--
A well-regulated militia, being necessary to the security of a free State, the right of the people to keep and bear arms shall not be infringed.

When governments fear people, there is liberty. When the people fear the government, there is tyranny.


chpalmer

join:2002-11-18
Belfair, WA

I don't suppose however that they are allowing customer owned modems for those with static IP's yet eh?

Ive got another customer Im really wanting to change out from the SMC...



NetFixer
Snarl For The Camera Please
Premium
join:2004-06-24
The Boro
Reviews:
·Cingular Wireless
·Comcast Business..
·Vonage
·Comcast

said by chpalmer:

I don't suppose however that they are allowing customer owned modems for those with static IP's yet eh?

Ive got another customer Im really wanting to change out from the SMC...

Not to my knowledge since they require that the router use the Quagga authenticated RIP client, and they are not willing (kind of understandably) to give the authentication key to anyone.

I almost bought into a possibility that they had changed that policy based on this recent subthread: »Re: [Speed] Suddenly download slow, upload 6X what my plan is! wherein the poster claimed that the SMCD3G was in bridge mode, but still had a static IP block assigned to it. But after finally getting some detailed information from the poster, it turns out that the SMCD3G in question was not really in bridge mode; it had only had its user interface disabled to make it appear that it was in bridge mode (probably to satisfy the customer who had asked for it to be put into bridge mode and still keep the static IP addresses).
--
A well-regulated militia, being necessary to the security of a free State, the right of the people to keep and bear arms shall not be infringed.

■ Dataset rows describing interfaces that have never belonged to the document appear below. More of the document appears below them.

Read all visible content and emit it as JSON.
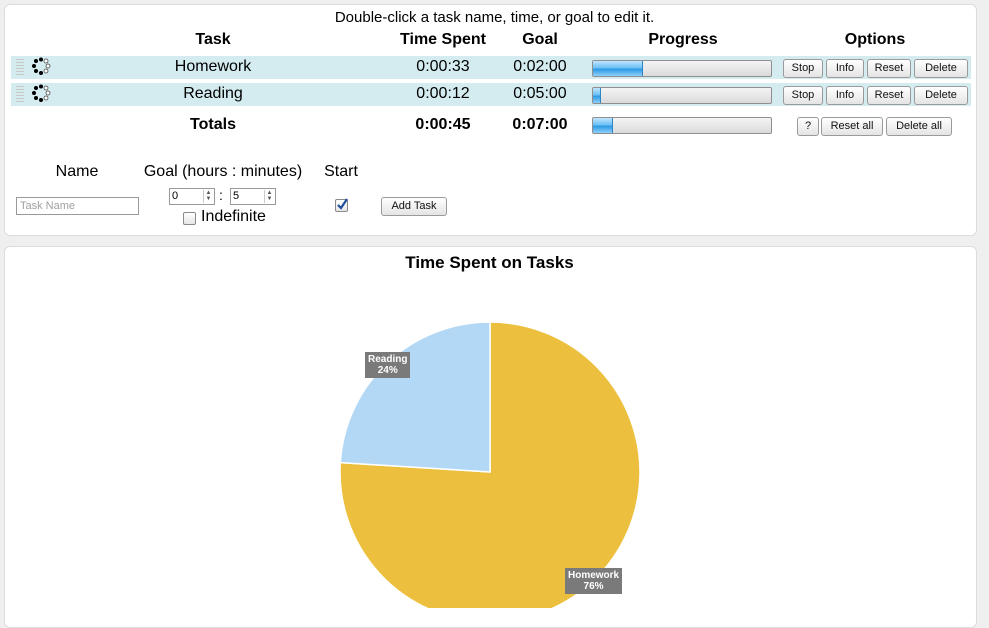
{
  "hint": "Double-click a task name, time, or goal to edit it.",
  "headers": {
    "task": "Task",
    "time_spent": "Time Spent",
    "goal": "Goal",
    "progress": "Progress",
    "options": "Options"
  },
  "tasks": [
    {
      "name": "Homework",
      "time": "0:00:33",
      "goal": "0:02:00",
      "progress": 0.275
    },
    {
      "name": "Reading",
      "time": "0:00:12",
      "goal": "0:05:00",
      "progress": 0.04
    }
  ],
  "row_buttons": {
    "stop": "Stop",
    "info": "Info",
    "reset": "Reset",
    "delete": "Delete"
  },
  "totals": {
    "label": "Totals",
    "time": "0:00:45",
    "goal": "0:07:00",
    "progress": 0.107,
    "help": "?",
    "reset_all": "Reset all",
    "delete_all": "Delete all"
  },
  "new_task": {
    "name_label": "Name",
    "goal_label": "Goal (hours : minutes)",
    "start_label": "Start",
    "name_placeholder": "Task Name",
    "hours": "0",
    "separator": ":",
    "minutes": "5",
    "indefinite_label": "Indefinite",
    "indefinite_checked": false,
    "start_checked": true,
    "add_button": "Add Task"
  },
  "chart_data": {
    "type": "pie",
    "title": "Time Spent on Tasks",
    "slices": [
      {
        "label": "Homework",
        "pct_label": "76%",
        "value": 76,
        "color": "#ecc03e"
      },
      {
        "label": "Reading",
        "pct_label": "24%",
        "value": 24,
        "color": "#b3d8f6"
      }
    ]
  }
}
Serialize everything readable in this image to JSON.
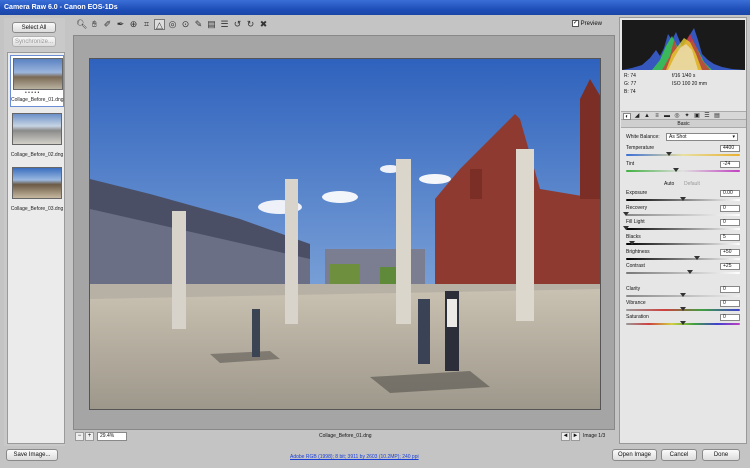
{
  "window": {
    "title": "Camera Raw 6.0  -  Canon EOS-1Ds"
  },
  "filmstrip": {
    "select_all": "Select All",
    "synchronize": "Synchronize...",
    "thumbnails": [
      {
        "filename": "Collage_Before_01.dng",
        "selected": true,
        "rating": "• • • • •"
      },
      {
        "filename": "Collage_Before_02.dng",
        "selected": false
      },
      {
        "filename": "Collage_Before_03.dng",
        "selected": false
      }
    ]
  },
  "toolbar": {
    "tools": [
      "zoom-icon",
      "hand-icon",
      "eyedropper-icon",
      "color-sampler-icon",
      "target-adjust-icon",
      "crop-icon",
      "straighten-icon",
      "redeye-icon",
      "spot-removal-icon",
      "adjust-brush-icon",
      "graduated-filter-icon",
      "preferences-icon",
      "rotate-ccw-icon",
      "rotate-cw-icon",
      "trash-icon"
    ],
    "preview_label": "Preview",
    "preview_checked": true
  },
  "canvas": {
    "filename": "Collage_Before_01.dng",
    "zoom": "29.4%",
    "image_counter": "Image 1/3"
  },
  "histogram_info": {
    "r": "R:  74",
    "g": "G:  77",
    "b": "B:  74",
    "aperture_shutter": "f/16  1/40 s",
    "iso_focal": "ISO 100  20 mm"
  },
  "panel": {
    "title": "Basic",
    "white_balance_label": "White Balance:",
    "white_balance_value": "As Shot",
    "auto": "Auto",
    "default": "Default",
    "sliders": [
      {
        "label": "Temperature",
        "value": "4400",
        "pos": 0.38
      },
      {
        "label": "Tint",
        "value": "-24",
        "pos": 0.44
      },
      {
        "label": "Exposure",
        "value": "0.00",
        "pos": 0.5
      },
      {
        "label": "Recovery",
        "value": "0",
        "pos": 0.0
      },
      {
        "label": "Fill Light",
        "value": "0",
        "pos": 0.0
      },
      {
        "label": "Blacks",
        "value": "5",
        "pos": 0.05
      },
      {
        "label": "Brightness",
        "value": "+50",
        "pos": 0.62
      },
      {
        "label": "Contrast",
        "value": "+25",
        "pos": 0.56
      },
      {
        "label": "Clarity",
        "value": "0",
        "pos": 0.5
      },
      {
        "label": "Vibrance",
        "value": "0",
        "pos": 0.5
      },
      {
        "label": "Saturation",
        "value": "0",
        "pos": 0.5
      }
    ]
  },
  "bottom": {
    "save_image": "Save Image...",
    "workflow": "Adobe RGB (1998); 8 bit; 3911 by 2603 (10.2MP); 240 ppi",
    "open_image": "Open Image",
    "cancel": "Cancel",
    "done": "Done"
  }
}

When governments fear people, there is liberty. When the people fear the government, there is tyranny.


chpalmer

join:2002-11-18
Belfair, WA
Reviews:
·OlyPen, Inc.
·VOIPO
·Wave Broadband

Sure- makes sense. At our primary location we use Wave Broadband and have a static here. Using owned modem and have two IP's on our pfSense with no issues. Im never called about modems locking up from any customer in this service area. Not so for our Comcast customers so just was hoping.

Thanks!